The accounting wheels 42 of the descending register 40 have slots 44 therein that will be in alignment when the user has used the value purchased and zero amount appears in the window 16. A pivot 46 is located in the housing 12 and has a pivot arm 48 pivotally supported thereon. A spring 50 urges the pivot arm 48 in a counter clockwise direction relative to the pivot 46. The end of the pivot arm 48 adjacent the descending register 40 has a latch 52 thereon that is adapted to be received within the slots 44 of the accounting wheels 42 when the value wheels register a zero value. It will be appreciated that the latch 52 must engage all slots 44 simultaneously before the spring 50 can pivot the pivot arm 48. On the opposite end of the pivot arm 48 is a pair of fingers 54 that will be moved into the slot 15 upon the pivot arm 48 rotating about the pivot 46 when the descending register 40 reaches a zero value. Each finger 54 has a recess 53 therein that is adapted to receive a spring loaded latch 55 to secure the fingers after they have been driven into the slot 15 by the arm 48. In this way no further imprint can be obtained from the device.

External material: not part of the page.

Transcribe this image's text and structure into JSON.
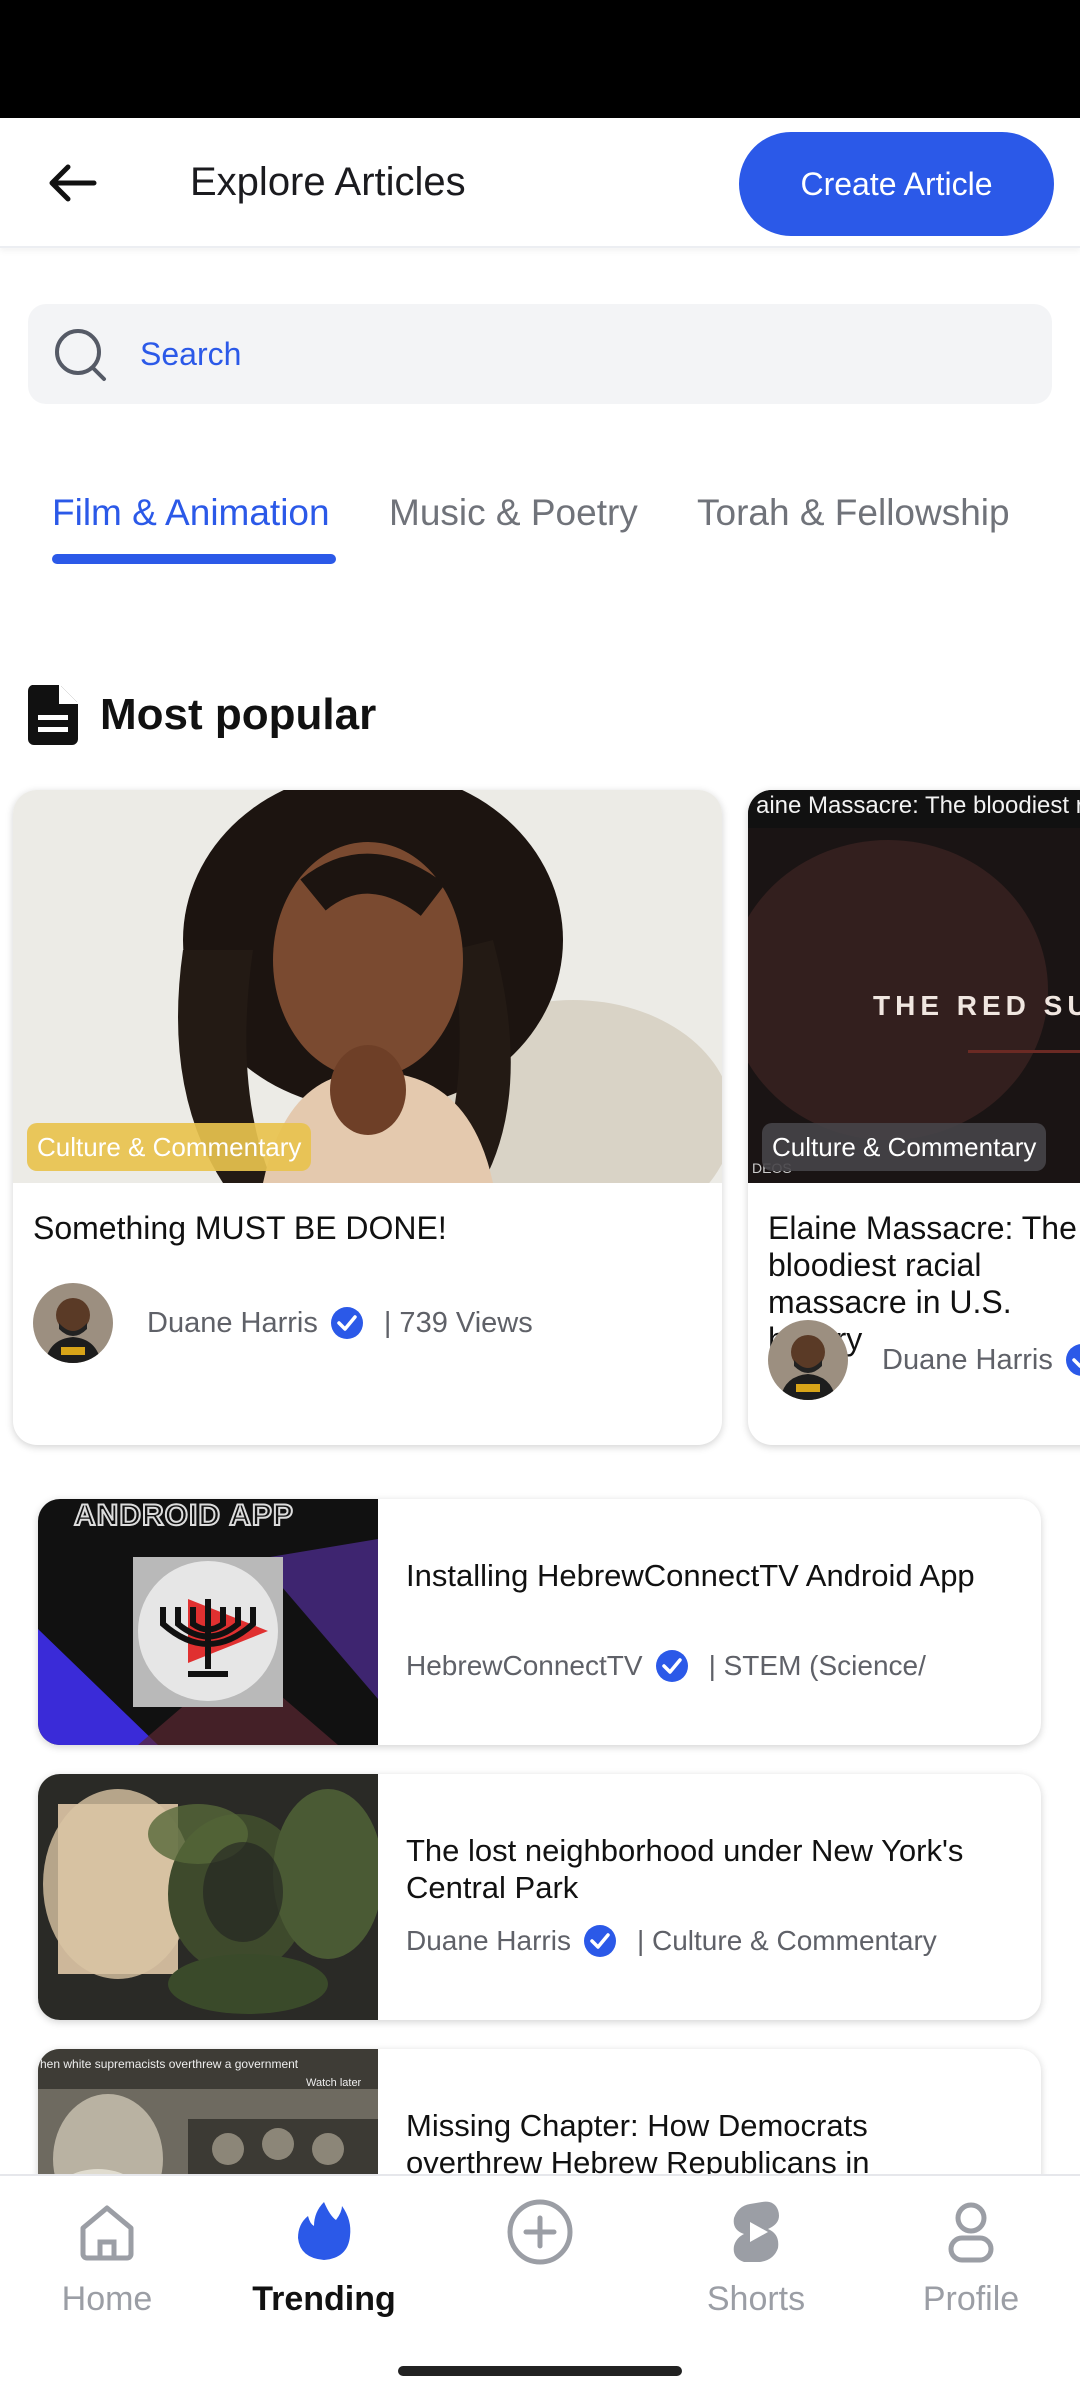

With reference now to FIG. 3, a single value postage dispensing apparatus 10 is shown in electronic form. The housing supports a central processing unit (CPU) 60 that communicates with the actuator 36 and a sensor 64 that are located within the slot 15. A motor 66 is in communication with the CPU 60 and the platen 19, which in this case would be a movable platen, whereby upon the sensor sensing the presence of an envelope 37 in the slot 15, the motor 66 will be actuated to drive the platen 19 into engagement with the printheads 20, 22, 31. Upon the platen 19 being driven into engagement with the printheads 20, 22, the CPU will cause the descending register 40 to decrement one unit. When the descending register reaches a zero value, the CPU will disable the entire electronic mechanism of the meter so that no further printing can take place. The CPU can be in communication with the finger 54 to cause it to drop into the slot 15, or it could release a fluid substance so that the self inking printhead 20 would be unable to print anything any further. The electronic embodiment is shown including an ascending register 68 as well as the descending register 40, both of which are in communication with the CPU 60.
An important feature of the invention is that the descending register 40 only increments one unit at a time, each unit representing an event of printing. Each unit represents a first class impression having been printed for a one ounce mail piece 37. Thus the descending register 40 could be adjusted to allow 200 imprints and the user would be required to pay $58.00 for the printing of two hundred 29¢ impressions. Because only numbered events are recorded, a rather low cost counting device can be provided. Also, since there is only one value being printed, there is no need for adjustment of print wheels for different values and there is no need for providing correlation between the printwheels and the descending register to properly record the amount of postage being printed. It will be appreciated that only a descending register has been shown in FIGS. 1 & 2 as that is only what is required for this apparatus, but an ascending register can also be provided as shown in FIG. 3.
Thus what has been shown and described is a low cost "throw away" postage value device that is able to print and account for single value postage.
The above embodiments have been given by way of illustration only, and other embodiments of the instant invention will be apparent to those skilled in the art from consideration of the detailed description. Accordingly, limitations on the instant invention are to be found only in the claims.